Jason Fried

February 10, 2022

Getting better vs. feeling better

Over the past few months I've been taking guitar lessons from a friend of mine who happens to be an exceptional teacher. I got lucky.

I used to play years ago, but probably only retained 10% of what I knew, so I was as close to starting from scratch as any barely-experienced player could be. Basically, I could dabble and play some chords, but my skills plateaued quickly after that. And it's a lonely, desolate, tumbleweedy-flat plateau. You don't get better hanging out there.

So that's why I'm back to in-person lessons. I tried YouTube, I tried some books, I tried an app or two, I tried a bunch of stuff, but I've discovered I simply learn guitar best with one-on-one in-person instruction.

And I've gotten better. But I've also discovered there's another dimension that unlocks with practice: feeling better doing the thing you're learning.

It would be easy to dismiss feeling better as the identical twin of getting better. But I've found there's a difference.

Getting better is about improving specifically, feeling better is about confidence and comfort. It's a certain ease that develops alongside getting better. I feel better about the guitar itself — it's no longer this intimidating object. Granted, I've got 1000 miles to go before I get where I want to be with it, but I've passed the first waypoint: It just feels better to play, even when I play poorly.

I find myself picking up the guitar more frequently. Not to literally practice, but to literally fuck around. Now that I feel better about it, I've given myself more latitude to have some fun with it. More skills bring more headroom, but better feels bring more heartroom.

I remember a similar feeling when I was learning web design way back in the mid-90s. At first it was hard. And I didn't like it because I wasn't any good at it. I was learning, I could make stuff, but I didn't feel comfortable yet. I hadn't pocketed enough skills to feel at ease. And then, eventually, I did. And I liked it! I kinda loved it. I barely had more knowledge under my belt in that very moment, but I had a sense that I could do this, I want to do this, I feel good doing this. It opened me up to further learning.

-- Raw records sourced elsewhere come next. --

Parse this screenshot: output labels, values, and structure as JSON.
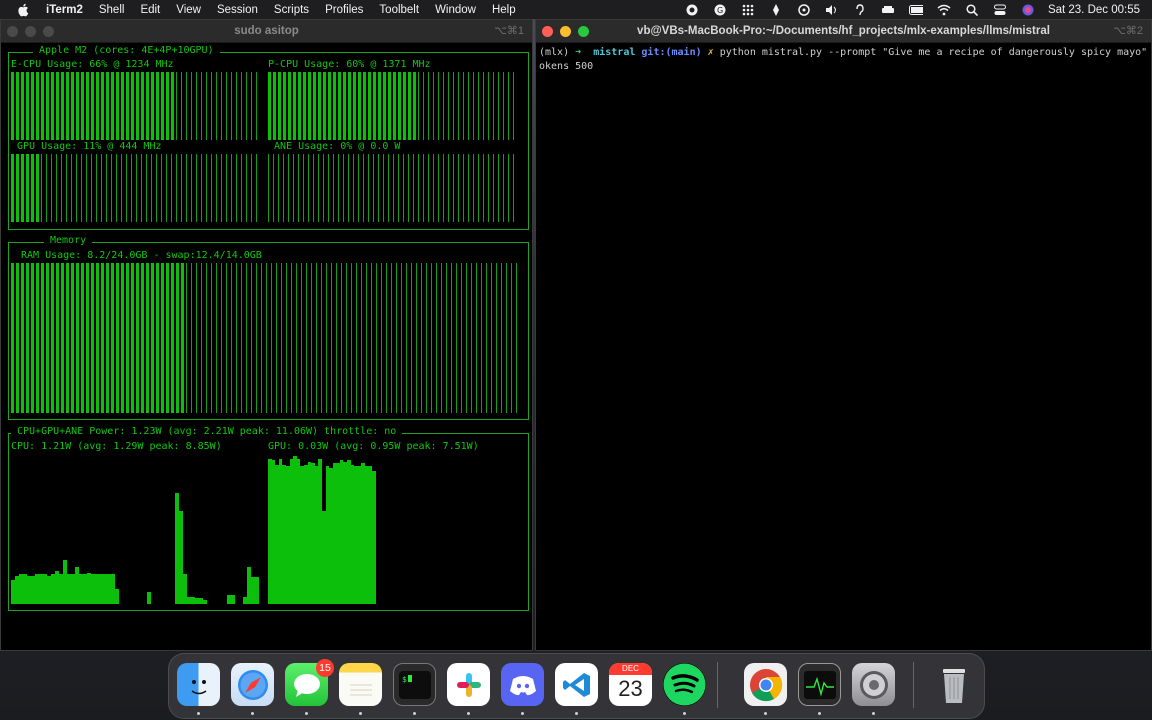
{
  "menubar": {
    "app": "iTerm2",
    "items": [
      "Shell",
      "Edit",
      "View",
      "Session",
      "Scripts",
      "Profiles",
      "Toolbelt",
      "Window",
      "Help"
    ],
    "clock": "Sat 23. Dec  00:55"
  },
  "left_window": {
    "title": "sudo asitop",
    "shortcut": "⌥⌘1",
    "cpu_box_title": "Apple M2 (cores: 4E+4P+10GPU)",
    "e_cpu_label": "E-CPU Usage: 66% @ 1234 MHz",
    "e_cpu_usage": 66,
    "p_cpu_label": "P-CPU Usage: 60% @ 1371 MHz",
    "p_cpu_usage": 60,
    "gpu_label": "GPU Usage: 11% @ 444 MHz",
    "gpu_usage": 11,
    "ane_label": "ANE Usage: 0% @ 0.0 W",
    "ane_usage": 0,
    "memory_box_title": "Memory",
    "ram_label": "RAM Usage: 8.2/24.0GB - swap:12.4/14.0GB",
    "ram_usage": 34,
    "power_box_title": "CPU+GPU+ANE Power: 1.23W (avg: 2.21W peak: 11.06W) throttle: no",
    "cpu_power_label": "CPU: 1.21W (avg: 1.29W peak: 8.85W)",
    "gpu_power_label": "GPU: 0.03W (avg: 0.95W peak: 7.51W)",
    "cpu_power_history": [
      0.16,
      0.19,
      0.2,
      0.2,
      0.19,
      0.19,
      0.2,
      0.2,
      0.2,
      0.19,
      0.2,
      0.22,
      0.2,
      0.3,
      0.2,
      0.2,
      0.25,
      0.2,
      0.2,
      0.21,
      0.2,
      0.2,
      0.2,
      0.2,
      0.2,
      0.2,
      0.1,
      0,
      0,
      0,
      0,
      0,
      0,
      0,
      0.08,
      0,
      0,
      0,
      0,
      0,
      0,
      0.75,
      0.63,
      0.2,
      0.05,
      0.05,
      0.04,
      0.04,
      0.03,
      0,
      0,
      0,
      0,
      0,
      0.06,
      0.06,
      0,
      0,
      0.05,
      0.25,
      0.18,
      0.18
    ],
    "gpu_power_history": [
      0.98,
      0.97,
      0.94,
      0.98,
      0.94,
      0.93,
      0.98,
      1.0,
      0.98,
      0.93,
      0.94,
      0.96,
      0.95,
      0.93,
      0.98,
      0.63,
      0.93,
      0.92,
      0.95,
      0.95,
      0.97,
      0.96,
      0.97,
      0.94,
      0.93,
      0.93,
      0.95,
      0.93,
      0.93,
      0.9
    ]
  },
  "right_window": {
    "title": "vb@VBs-MacBook-Pro:~/Documents/hf_projects/mlx-examples/llms/mistral",
    "shortcut": "⌥⌘2",
    "prompt_env": "(mlx)",
    "prompt_arrow": "➜",
    "prompt_dir": "mistral",
    "prompt_git": "git:(main)",
    "prompt_x": "✗",
    "command_line1": "python mistral.py --prompt \"Give me a recipe of dangerously spicy mayo\" --max-t",
    "command_line2": "okens 500"
  },
  "dock": {
    "messages_badge": "15",
    "calendar_month": "DEC",
    "calendar_day": "23",
    "apps": [
      "finder-icon",
      "safari-icon",
      "messages-icon",
      "notes-icon",
      "terminal-icon",
      "slack-icon",
      "discord-icon",
      "vscode-icon",
      "calendar-icon",
      "spotify-icon",
      "chrome-icon",
      "activity-monitor-icon",
      "system-settings-icon",
      "trash-icon"
    ]
  },
  "colors": {
    "terminal_green": "#0bbf0b",
    "border_green": "#1fa41f",
    "background": "#000000"
  }
}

I've come to believe this is the first milestone worth shooting for. Feeling good about the thing you're doing. Not playing a song, or running a distance, or designing a page, or throwing a perfect pot on the wheel, or whatever — but simply enjoying the thing you're doing. Once you hit that, you're on your way.